We weathered that hurdle; and now, 33 years later -- how symmetrical! -- we were sitting in the recently-painted living room of our vacation condo in Highlands, North Carolina, contemplating a bonfire planned for Tuesday night at the nearby Bascom art center, where powerful winds from October's Hurricane Sandy, reaching into the mountains in the west of the state, had blown down an immense twig-and-branch installation by noted sculptor Patrick Dougherty (a really big deal) .

Now, as it lay fallen, irreparable, the powers that be had decided that immolation was the proper end for this local monument, which sits near the covered bridge that the Coleman family of New Orleans had restored as a donation to the Bascom.

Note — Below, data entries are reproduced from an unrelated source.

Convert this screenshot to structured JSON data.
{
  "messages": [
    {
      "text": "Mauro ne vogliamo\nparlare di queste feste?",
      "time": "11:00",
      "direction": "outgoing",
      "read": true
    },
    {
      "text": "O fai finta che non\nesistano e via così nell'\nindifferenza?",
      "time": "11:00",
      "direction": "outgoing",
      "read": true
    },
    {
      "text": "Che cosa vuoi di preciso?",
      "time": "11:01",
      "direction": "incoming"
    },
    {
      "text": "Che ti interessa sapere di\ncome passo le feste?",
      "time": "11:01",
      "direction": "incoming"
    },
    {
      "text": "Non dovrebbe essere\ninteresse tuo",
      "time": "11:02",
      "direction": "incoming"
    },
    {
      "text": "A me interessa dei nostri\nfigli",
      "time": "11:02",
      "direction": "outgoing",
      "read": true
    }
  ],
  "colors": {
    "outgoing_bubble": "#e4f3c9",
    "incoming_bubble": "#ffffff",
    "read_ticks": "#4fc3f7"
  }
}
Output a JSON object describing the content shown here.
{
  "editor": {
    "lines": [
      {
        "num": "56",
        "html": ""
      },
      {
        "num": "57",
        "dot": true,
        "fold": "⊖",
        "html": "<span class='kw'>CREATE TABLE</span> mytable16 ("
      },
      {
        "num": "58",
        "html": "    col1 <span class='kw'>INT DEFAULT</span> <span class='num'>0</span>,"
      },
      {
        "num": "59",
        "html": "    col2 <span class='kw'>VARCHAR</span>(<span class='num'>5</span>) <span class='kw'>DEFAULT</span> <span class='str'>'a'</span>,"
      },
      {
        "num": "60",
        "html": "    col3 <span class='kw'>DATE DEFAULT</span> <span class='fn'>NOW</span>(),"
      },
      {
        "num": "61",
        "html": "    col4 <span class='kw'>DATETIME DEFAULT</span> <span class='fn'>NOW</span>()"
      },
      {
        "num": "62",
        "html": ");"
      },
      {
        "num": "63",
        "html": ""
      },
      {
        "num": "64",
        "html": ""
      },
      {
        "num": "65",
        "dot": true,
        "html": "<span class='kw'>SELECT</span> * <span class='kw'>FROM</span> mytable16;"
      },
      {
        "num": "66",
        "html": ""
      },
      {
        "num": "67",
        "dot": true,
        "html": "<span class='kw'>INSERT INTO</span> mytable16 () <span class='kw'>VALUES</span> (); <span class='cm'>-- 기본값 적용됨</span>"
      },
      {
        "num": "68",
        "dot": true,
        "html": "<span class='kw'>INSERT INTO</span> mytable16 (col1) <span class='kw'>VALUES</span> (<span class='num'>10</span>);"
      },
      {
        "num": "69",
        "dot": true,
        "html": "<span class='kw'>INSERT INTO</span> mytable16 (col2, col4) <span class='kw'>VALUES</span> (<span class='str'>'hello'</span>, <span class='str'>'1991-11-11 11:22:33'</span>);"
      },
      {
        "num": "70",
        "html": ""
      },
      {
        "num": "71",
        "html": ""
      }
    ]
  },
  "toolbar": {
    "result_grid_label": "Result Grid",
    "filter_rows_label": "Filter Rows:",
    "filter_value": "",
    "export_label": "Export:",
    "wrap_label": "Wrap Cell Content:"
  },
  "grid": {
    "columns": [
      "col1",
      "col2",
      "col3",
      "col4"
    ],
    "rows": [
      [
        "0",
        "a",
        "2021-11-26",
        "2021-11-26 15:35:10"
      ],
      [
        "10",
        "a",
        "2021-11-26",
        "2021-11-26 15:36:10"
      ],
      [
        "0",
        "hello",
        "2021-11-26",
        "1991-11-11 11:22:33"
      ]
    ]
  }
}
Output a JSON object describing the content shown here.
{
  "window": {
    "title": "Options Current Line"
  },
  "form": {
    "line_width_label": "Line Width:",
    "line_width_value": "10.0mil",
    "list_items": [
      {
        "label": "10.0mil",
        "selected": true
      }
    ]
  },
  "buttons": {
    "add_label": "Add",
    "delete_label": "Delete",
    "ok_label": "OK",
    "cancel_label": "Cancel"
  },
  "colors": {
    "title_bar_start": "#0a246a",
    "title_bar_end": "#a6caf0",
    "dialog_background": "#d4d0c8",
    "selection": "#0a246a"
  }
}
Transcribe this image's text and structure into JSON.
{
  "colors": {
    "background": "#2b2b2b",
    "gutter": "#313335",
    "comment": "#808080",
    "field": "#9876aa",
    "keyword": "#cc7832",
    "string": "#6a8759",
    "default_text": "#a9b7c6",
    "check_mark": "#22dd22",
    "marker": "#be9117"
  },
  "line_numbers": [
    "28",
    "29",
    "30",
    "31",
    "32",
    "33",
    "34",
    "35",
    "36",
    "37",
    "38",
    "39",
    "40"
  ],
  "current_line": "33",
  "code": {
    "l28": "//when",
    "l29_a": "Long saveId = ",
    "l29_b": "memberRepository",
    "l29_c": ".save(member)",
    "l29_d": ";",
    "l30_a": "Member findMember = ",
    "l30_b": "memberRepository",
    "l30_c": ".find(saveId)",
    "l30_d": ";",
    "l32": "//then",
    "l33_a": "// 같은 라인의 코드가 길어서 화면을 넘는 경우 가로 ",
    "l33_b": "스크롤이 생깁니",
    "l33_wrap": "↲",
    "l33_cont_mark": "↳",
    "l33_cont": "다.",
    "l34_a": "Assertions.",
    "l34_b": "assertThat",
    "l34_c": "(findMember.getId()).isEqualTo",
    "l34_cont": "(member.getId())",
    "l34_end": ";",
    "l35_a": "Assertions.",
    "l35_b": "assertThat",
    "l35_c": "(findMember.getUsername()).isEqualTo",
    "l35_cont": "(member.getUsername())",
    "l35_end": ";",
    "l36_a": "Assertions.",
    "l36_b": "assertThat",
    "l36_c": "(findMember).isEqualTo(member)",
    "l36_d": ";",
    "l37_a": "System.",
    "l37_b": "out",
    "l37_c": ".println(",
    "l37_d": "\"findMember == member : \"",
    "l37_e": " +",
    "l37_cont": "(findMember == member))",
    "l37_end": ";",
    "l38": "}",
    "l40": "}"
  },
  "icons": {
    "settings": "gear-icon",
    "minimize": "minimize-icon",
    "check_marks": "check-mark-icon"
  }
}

The upcoming ritual fits right in with the painting of the end of the world, by self-taught Donaldsonville artist Alvin Batiste, that hangs over the living-room sofa in Highlands. I'd renamed the piece "Rapture at the Cochon de Lait Festival," as the flames leaping up from several pits depicted in the work seemed to me to surround simmering pots of tasty tidbits of pork. In fact, as Alvin later explained, they are hell holes with demons writhing in delight as they contemplate the devastation around them.

Funny how wrong a former art critic can be.

It also reminded me of the embroidered piece of cloth that Millie bought me on a birthday spent in Guatemala. Mythological male gods are depicted dancing around a leaping fire that dominates the scene.

Preparing us for Tuesday night, when who knows what demonic tricks I'll be up to.

(Note: A picture of the bonfire will post here later.)

How's Bayou? the secrets of remaining sane while running an upscale B&B on Bayou Lafourche, is written weekly for NolaVie by Keith Marshall, a former Rhodes Scholar and graduate of Yale and Oxford universities who now juggles his time between Dixie Art Supplies in New Orleans and Madewood Plantation House in Napoleonville.

How’s Bayou? the secrets of remaining sane while running an upscale B&B on Bayou Lafourche, is written weekly for NolaVie by Keith Marshall, a former Rhodes Scholar and graduate of Yale and Oxford universities who now runs Madewood Plantation House in Napoleonville.